==== Data listing ====

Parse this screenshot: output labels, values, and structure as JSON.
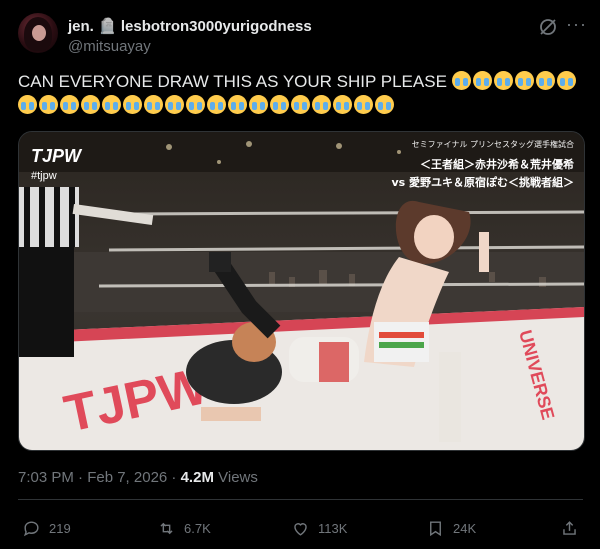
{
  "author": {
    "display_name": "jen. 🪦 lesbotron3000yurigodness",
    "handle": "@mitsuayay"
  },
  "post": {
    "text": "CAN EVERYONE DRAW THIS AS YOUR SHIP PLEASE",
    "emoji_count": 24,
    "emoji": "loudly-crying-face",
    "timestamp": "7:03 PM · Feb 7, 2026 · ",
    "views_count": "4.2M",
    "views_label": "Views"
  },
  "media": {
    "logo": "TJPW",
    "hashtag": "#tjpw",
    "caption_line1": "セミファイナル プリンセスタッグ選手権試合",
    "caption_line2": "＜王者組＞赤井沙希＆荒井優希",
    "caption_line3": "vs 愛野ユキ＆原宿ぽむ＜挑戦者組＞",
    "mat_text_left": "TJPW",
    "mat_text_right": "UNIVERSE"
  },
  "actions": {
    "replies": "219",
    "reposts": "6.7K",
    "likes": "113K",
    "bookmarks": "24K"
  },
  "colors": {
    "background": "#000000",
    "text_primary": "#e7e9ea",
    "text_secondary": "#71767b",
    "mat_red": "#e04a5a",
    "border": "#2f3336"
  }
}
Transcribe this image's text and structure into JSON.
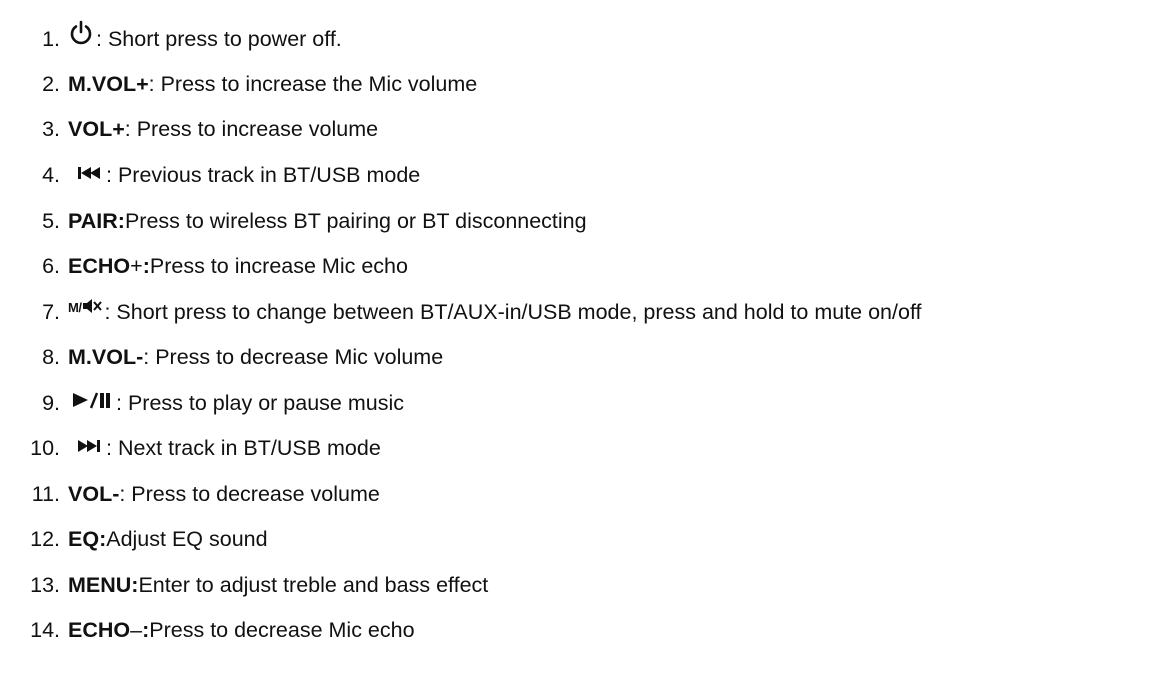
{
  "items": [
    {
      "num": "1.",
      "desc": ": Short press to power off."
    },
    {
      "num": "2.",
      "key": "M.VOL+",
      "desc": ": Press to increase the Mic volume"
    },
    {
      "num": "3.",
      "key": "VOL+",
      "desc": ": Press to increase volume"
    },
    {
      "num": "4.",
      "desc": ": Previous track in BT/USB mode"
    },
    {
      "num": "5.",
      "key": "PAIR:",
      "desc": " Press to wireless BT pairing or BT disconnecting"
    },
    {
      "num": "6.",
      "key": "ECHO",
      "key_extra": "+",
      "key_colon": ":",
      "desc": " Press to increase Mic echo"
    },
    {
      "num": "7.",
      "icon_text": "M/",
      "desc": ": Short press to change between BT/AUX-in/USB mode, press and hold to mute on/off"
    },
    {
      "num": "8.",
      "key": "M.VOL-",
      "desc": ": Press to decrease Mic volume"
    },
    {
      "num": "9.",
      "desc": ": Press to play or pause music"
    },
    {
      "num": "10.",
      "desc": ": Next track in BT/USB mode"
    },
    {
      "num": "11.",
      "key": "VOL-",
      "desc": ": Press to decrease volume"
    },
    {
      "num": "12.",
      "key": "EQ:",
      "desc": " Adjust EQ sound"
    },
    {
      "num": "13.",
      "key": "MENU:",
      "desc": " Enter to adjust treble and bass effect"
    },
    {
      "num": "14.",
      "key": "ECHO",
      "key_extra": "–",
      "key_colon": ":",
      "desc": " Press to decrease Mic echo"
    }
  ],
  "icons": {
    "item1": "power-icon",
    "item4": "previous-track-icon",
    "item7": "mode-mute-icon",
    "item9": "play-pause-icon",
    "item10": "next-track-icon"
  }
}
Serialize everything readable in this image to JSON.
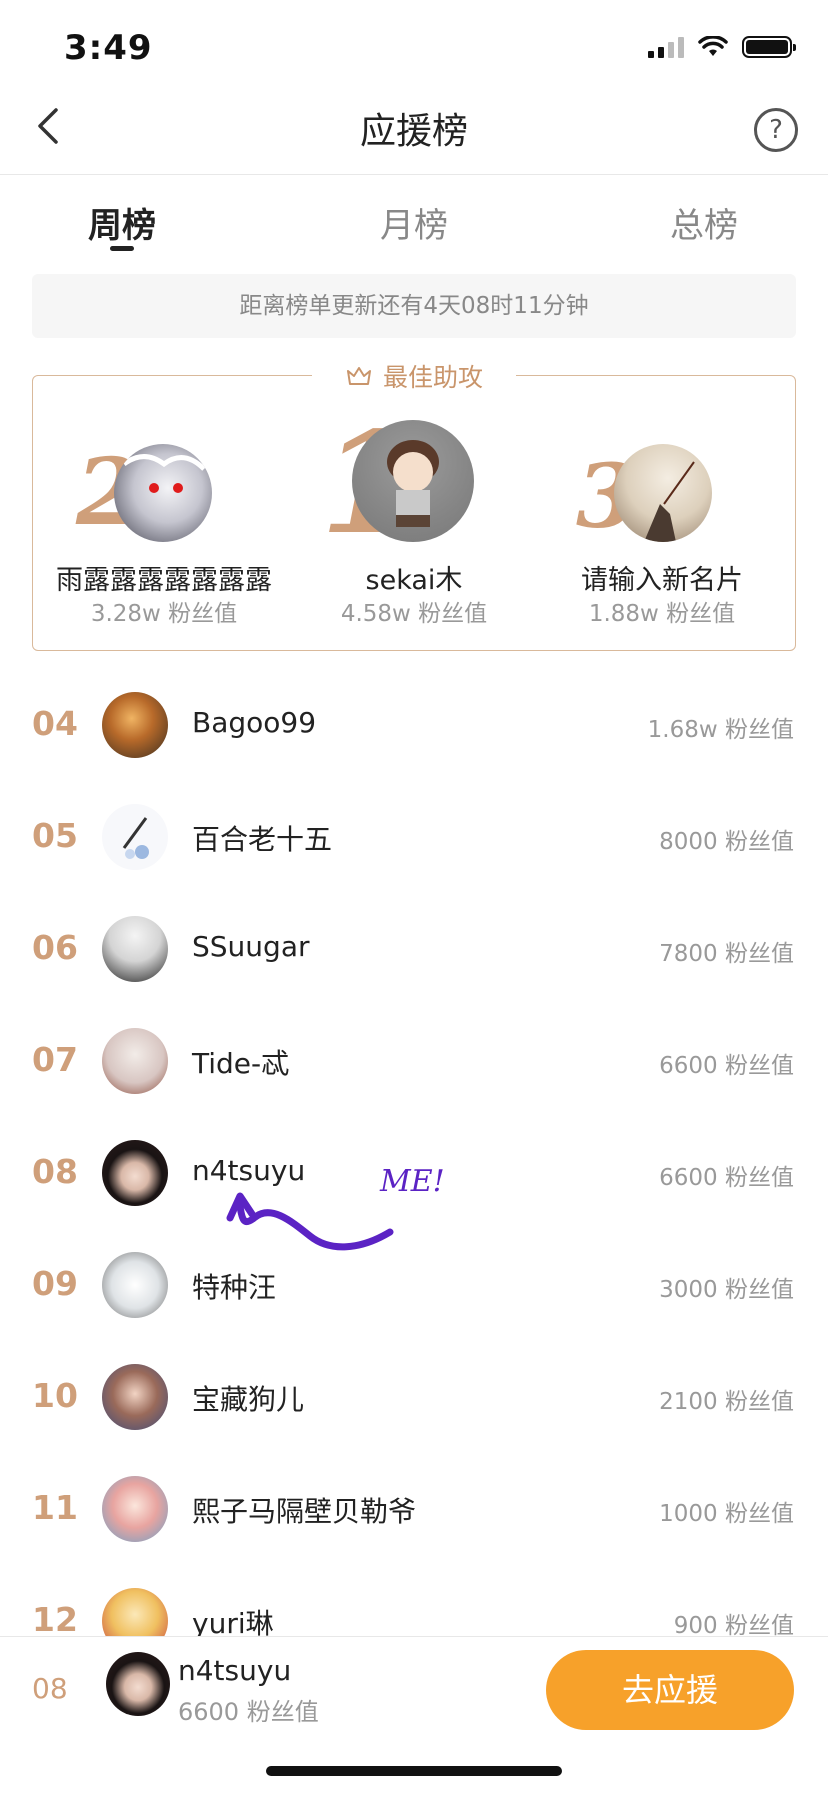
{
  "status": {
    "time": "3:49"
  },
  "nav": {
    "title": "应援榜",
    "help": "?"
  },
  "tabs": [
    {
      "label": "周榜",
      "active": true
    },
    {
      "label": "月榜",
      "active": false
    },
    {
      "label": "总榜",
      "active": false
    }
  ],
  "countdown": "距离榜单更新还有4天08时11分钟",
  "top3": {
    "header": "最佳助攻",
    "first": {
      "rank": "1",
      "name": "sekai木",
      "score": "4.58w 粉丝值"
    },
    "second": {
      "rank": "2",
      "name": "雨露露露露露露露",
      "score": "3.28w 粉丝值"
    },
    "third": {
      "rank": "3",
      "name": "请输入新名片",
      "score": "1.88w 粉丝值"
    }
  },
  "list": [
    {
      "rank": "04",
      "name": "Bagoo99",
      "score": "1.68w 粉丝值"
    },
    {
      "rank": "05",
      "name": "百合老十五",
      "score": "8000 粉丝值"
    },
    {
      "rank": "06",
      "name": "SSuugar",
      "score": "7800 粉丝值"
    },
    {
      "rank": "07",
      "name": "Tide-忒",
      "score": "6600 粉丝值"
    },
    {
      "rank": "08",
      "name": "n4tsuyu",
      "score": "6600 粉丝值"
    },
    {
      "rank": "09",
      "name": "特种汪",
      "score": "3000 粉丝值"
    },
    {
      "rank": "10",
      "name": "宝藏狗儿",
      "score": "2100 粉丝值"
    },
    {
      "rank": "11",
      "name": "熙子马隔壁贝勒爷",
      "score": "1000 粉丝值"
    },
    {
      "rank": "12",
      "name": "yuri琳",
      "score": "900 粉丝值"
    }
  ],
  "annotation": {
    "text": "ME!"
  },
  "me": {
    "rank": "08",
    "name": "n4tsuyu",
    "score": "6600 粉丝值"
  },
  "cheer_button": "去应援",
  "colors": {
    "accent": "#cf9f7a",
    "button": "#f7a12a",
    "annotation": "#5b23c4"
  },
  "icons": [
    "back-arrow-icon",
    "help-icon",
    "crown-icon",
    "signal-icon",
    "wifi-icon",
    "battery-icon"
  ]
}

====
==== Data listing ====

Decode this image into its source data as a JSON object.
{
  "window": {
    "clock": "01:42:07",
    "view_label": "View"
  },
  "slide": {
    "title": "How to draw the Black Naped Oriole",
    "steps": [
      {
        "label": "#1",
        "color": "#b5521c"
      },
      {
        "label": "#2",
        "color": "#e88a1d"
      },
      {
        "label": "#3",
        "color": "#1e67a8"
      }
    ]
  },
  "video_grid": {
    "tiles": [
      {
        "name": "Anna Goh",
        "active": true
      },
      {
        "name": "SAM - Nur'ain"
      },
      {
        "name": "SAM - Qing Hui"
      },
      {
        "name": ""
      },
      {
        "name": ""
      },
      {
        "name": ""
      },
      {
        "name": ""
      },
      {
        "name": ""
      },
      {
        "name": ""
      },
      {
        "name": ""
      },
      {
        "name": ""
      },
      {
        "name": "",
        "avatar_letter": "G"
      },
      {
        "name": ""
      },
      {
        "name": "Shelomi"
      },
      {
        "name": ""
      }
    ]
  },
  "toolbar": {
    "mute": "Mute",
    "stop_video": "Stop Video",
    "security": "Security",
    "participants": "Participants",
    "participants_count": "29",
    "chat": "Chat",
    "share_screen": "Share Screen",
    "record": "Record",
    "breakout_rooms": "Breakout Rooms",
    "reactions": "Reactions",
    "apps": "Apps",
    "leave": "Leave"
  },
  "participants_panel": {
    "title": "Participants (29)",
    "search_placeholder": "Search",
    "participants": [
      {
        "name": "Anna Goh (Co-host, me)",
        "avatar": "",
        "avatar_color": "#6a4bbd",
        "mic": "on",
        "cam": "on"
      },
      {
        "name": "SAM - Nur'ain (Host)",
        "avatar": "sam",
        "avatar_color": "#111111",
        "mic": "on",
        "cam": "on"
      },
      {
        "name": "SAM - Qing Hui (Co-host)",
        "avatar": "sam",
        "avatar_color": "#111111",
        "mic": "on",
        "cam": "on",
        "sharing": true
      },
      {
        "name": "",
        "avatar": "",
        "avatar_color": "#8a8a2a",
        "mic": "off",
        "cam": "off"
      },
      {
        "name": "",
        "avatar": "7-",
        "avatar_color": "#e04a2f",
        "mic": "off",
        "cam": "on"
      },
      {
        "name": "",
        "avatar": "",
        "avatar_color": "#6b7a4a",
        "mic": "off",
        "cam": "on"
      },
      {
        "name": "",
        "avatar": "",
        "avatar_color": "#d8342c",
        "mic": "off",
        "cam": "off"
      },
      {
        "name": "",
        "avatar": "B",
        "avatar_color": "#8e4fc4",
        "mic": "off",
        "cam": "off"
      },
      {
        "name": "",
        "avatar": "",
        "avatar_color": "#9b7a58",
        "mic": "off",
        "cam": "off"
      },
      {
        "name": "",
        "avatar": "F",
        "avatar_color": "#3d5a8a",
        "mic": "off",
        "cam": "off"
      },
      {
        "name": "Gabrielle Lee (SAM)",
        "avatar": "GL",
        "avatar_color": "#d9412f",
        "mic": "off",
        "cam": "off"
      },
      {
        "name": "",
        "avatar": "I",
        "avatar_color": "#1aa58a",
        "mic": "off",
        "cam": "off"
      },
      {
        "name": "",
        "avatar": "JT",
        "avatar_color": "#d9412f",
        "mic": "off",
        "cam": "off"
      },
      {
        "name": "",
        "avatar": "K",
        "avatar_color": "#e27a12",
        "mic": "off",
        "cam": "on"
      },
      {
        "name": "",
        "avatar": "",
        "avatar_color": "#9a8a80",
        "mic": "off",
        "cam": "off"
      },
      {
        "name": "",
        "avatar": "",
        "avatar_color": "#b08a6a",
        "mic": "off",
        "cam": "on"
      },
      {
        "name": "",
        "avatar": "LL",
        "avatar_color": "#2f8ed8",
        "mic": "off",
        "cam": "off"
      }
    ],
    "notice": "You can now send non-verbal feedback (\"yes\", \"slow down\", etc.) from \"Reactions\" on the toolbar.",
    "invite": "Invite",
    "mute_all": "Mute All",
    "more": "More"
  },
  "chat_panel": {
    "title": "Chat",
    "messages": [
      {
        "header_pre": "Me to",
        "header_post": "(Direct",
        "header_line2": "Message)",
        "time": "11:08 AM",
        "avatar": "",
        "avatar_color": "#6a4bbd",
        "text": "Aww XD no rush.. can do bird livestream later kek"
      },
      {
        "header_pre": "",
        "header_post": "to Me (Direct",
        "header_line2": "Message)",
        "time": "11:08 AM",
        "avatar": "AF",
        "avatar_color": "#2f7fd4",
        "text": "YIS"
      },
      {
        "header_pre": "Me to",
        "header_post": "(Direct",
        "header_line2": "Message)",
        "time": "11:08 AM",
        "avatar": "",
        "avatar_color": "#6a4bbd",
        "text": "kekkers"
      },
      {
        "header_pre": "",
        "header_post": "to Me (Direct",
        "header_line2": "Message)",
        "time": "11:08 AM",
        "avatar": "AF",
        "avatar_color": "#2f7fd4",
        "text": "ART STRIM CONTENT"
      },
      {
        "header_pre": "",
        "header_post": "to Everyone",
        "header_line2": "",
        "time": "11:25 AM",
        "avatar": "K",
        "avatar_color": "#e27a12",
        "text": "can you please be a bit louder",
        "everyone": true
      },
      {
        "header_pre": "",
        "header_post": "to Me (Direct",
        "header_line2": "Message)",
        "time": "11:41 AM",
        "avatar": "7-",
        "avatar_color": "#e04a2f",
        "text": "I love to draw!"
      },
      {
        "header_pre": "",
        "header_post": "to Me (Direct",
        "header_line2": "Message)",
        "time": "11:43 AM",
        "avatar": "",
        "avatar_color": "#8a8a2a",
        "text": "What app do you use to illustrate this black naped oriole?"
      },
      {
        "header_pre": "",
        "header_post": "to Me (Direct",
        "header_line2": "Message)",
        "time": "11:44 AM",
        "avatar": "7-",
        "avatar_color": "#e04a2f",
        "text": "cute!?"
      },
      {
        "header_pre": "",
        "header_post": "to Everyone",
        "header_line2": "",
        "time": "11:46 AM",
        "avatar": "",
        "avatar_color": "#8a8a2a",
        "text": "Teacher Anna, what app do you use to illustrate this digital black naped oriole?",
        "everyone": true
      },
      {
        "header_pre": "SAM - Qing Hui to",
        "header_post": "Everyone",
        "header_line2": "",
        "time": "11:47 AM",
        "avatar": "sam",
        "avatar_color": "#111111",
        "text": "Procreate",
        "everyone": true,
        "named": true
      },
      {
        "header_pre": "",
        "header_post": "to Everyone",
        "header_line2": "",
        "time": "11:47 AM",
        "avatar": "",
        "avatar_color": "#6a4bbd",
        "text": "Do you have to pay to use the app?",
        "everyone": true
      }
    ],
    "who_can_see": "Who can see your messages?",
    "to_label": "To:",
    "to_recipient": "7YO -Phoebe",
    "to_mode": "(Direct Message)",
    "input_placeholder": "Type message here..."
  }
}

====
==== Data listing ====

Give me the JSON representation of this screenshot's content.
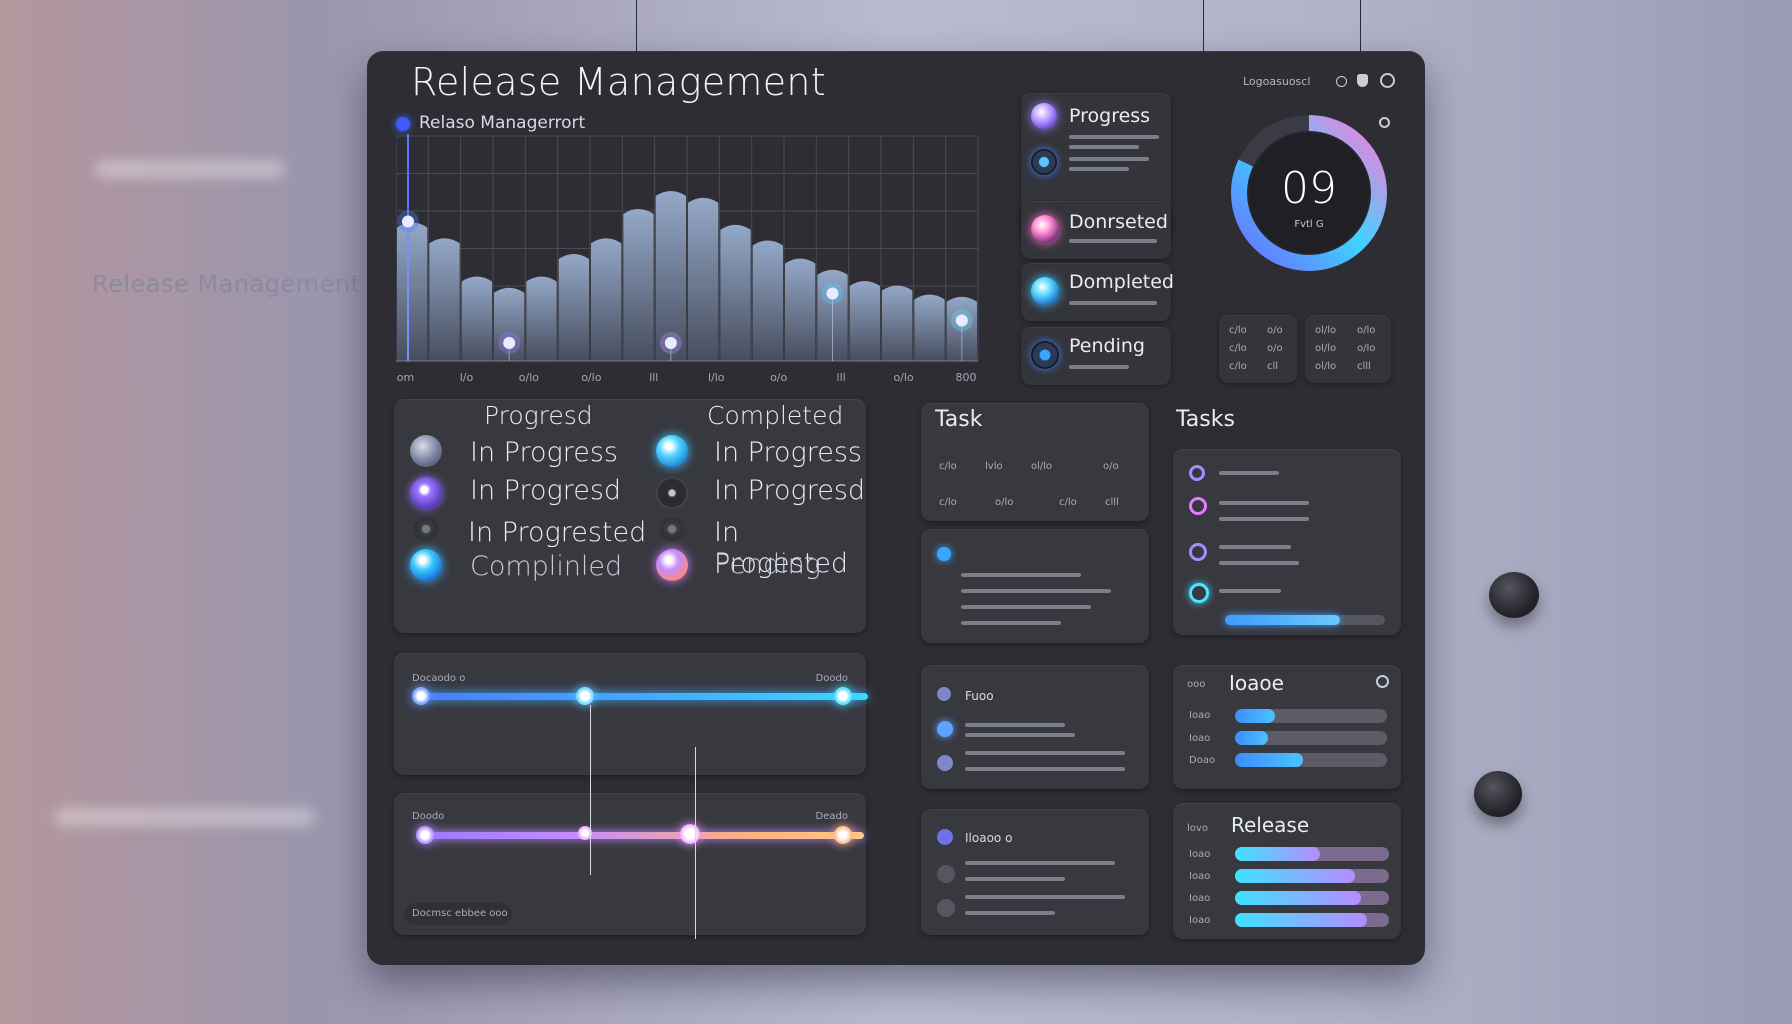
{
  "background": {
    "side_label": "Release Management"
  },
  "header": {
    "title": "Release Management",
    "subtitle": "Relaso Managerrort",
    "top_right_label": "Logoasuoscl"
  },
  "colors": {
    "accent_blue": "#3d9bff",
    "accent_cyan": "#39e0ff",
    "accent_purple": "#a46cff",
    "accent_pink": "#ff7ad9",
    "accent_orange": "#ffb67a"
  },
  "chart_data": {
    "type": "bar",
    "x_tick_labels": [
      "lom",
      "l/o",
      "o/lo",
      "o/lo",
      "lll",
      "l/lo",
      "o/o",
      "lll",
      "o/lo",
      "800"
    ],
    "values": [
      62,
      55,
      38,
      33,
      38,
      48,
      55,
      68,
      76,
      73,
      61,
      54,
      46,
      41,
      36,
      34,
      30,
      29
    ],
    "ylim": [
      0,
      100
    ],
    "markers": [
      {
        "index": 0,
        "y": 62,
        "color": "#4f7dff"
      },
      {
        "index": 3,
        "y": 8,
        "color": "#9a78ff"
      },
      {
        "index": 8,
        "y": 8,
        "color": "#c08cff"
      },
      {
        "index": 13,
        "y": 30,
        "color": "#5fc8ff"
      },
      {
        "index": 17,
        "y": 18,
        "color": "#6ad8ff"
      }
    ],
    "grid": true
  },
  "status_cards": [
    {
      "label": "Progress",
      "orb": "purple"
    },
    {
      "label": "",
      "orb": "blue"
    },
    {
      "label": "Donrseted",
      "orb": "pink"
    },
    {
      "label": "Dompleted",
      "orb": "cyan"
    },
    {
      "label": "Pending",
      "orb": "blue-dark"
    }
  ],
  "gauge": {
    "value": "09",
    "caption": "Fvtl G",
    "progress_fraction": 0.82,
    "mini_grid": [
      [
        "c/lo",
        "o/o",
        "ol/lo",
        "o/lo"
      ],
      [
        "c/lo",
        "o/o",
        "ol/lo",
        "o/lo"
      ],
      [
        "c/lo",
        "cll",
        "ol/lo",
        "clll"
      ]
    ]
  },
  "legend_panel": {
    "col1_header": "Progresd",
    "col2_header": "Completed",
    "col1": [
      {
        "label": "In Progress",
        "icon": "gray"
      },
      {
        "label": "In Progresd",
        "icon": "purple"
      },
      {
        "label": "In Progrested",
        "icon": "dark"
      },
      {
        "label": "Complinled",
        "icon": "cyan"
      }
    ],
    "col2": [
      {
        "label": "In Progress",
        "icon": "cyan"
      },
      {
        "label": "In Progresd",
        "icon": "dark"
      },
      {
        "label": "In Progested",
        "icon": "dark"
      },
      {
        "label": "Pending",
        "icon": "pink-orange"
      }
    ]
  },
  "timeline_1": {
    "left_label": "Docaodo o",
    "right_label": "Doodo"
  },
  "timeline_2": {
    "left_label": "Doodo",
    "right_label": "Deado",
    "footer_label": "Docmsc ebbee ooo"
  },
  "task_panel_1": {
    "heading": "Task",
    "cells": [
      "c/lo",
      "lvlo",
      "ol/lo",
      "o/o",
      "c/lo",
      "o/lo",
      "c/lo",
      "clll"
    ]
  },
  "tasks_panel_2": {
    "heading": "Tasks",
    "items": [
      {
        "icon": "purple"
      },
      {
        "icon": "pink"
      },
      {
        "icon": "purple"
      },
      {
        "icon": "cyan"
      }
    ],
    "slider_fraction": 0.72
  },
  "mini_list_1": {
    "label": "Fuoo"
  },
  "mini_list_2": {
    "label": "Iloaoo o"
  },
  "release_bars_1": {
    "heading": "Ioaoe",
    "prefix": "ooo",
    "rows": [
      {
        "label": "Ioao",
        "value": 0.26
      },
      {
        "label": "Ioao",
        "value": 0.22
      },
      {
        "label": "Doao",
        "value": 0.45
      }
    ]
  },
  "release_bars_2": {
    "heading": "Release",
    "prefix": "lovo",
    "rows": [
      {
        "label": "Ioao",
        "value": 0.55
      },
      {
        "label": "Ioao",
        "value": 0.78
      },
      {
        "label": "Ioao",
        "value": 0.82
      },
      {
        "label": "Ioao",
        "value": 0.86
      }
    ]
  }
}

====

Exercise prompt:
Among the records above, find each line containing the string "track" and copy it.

Problem solution:
      "desc": ": Previous track in BT/USB mode"
      "desc": ": Next track in BT/USB mode"
    "item4": "previous-track-icon",
    "item10": "next-track-icon"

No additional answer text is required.